What is expected
Go through each line of the entries below and tally those containing the string "icon"; give only the total.

Data to process
────────────────────

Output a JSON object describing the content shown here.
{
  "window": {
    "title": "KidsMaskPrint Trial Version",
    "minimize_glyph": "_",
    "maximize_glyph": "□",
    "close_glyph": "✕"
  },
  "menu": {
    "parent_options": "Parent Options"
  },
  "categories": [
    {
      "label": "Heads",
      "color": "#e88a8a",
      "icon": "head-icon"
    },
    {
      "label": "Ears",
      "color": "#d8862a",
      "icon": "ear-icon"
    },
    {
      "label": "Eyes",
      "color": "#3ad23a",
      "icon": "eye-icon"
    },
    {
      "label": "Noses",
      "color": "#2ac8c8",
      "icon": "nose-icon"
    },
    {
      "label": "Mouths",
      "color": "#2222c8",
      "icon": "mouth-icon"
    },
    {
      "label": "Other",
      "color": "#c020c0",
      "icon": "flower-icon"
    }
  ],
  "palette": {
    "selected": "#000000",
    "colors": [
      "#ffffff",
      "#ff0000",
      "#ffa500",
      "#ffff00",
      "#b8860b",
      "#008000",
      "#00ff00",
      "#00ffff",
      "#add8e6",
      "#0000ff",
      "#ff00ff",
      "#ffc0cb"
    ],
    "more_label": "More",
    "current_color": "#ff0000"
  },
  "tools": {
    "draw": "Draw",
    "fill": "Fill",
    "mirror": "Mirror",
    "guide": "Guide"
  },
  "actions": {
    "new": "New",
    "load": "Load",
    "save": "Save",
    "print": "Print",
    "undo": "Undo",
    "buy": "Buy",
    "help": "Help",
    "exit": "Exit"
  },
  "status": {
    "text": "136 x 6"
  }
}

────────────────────

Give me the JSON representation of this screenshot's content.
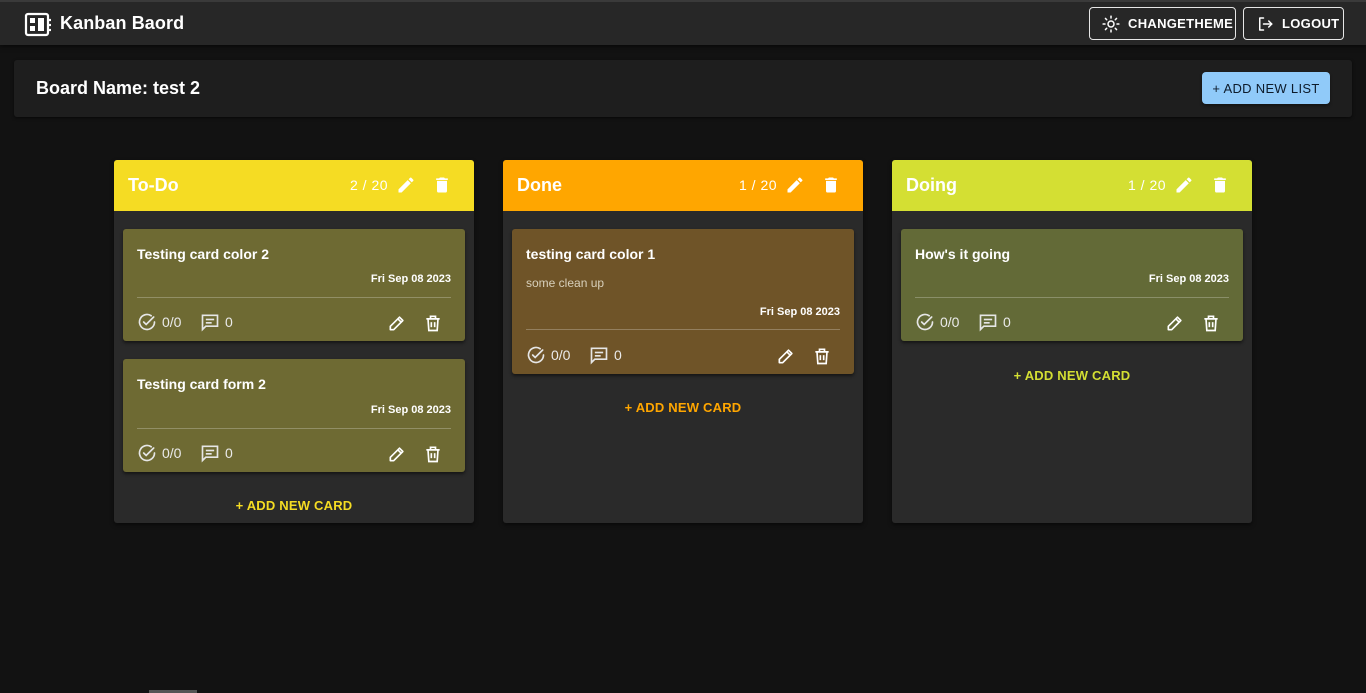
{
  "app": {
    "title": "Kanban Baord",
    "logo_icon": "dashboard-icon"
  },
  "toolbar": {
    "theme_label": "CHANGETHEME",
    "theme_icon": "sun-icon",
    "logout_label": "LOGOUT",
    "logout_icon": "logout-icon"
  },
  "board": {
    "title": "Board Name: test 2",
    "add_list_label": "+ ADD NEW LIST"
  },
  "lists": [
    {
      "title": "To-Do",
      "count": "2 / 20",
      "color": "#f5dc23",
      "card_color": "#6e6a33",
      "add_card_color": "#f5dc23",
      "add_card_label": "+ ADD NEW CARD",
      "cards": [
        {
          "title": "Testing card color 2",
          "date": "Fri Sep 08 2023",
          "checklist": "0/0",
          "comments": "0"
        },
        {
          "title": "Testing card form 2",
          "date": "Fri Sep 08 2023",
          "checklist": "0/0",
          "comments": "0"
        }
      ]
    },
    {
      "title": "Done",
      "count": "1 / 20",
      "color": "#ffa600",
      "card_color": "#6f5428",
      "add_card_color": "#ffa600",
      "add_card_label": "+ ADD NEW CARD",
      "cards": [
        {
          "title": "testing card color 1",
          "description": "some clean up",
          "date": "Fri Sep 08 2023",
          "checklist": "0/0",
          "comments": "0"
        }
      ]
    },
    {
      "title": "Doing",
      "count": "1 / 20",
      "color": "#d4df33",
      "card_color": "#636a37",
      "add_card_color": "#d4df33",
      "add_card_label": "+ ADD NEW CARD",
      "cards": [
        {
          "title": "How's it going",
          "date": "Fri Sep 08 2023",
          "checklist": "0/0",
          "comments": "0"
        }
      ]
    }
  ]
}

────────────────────

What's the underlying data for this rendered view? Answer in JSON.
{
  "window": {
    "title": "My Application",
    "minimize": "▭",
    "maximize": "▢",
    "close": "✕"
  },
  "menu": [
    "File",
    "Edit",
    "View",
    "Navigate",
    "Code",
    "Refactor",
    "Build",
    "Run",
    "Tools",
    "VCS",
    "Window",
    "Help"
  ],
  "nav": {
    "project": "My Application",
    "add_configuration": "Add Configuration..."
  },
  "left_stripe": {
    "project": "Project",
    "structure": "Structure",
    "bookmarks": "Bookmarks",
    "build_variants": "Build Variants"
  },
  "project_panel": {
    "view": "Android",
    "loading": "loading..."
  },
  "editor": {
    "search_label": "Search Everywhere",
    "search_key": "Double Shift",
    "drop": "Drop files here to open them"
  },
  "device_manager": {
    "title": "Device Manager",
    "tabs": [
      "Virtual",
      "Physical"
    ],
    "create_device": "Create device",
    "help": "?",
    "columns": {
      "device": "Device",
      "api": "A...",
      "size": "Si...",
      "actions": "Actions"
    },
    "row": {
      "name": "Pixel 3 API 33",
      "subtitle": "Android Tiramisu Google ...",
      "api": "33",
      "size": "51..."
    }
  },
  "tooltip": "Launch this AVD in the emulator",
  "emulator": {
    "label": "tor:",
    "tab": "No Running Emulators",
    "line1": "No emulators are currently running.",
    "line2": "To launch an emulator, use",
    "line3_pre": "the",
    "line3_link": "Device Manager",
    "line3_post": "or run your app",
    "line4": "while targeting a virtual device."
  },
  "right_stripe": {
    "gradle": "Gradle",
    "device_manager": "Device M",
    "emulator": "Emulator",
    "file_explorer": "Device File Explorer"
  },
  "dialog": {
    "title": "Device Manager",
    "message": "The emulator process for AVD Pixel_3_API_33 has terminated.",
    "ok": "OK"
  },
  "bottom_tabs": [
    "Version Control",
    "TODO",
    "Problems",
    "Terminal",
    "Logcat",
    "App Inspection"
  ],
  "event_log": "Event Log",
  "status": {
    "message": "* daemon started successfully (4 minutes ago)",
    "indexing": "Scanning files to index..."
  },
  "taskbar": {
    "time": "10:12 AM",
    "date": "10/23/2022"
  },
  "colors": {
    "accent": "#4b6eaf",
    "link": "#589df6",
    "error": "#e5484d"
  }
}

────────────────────

Task solution
9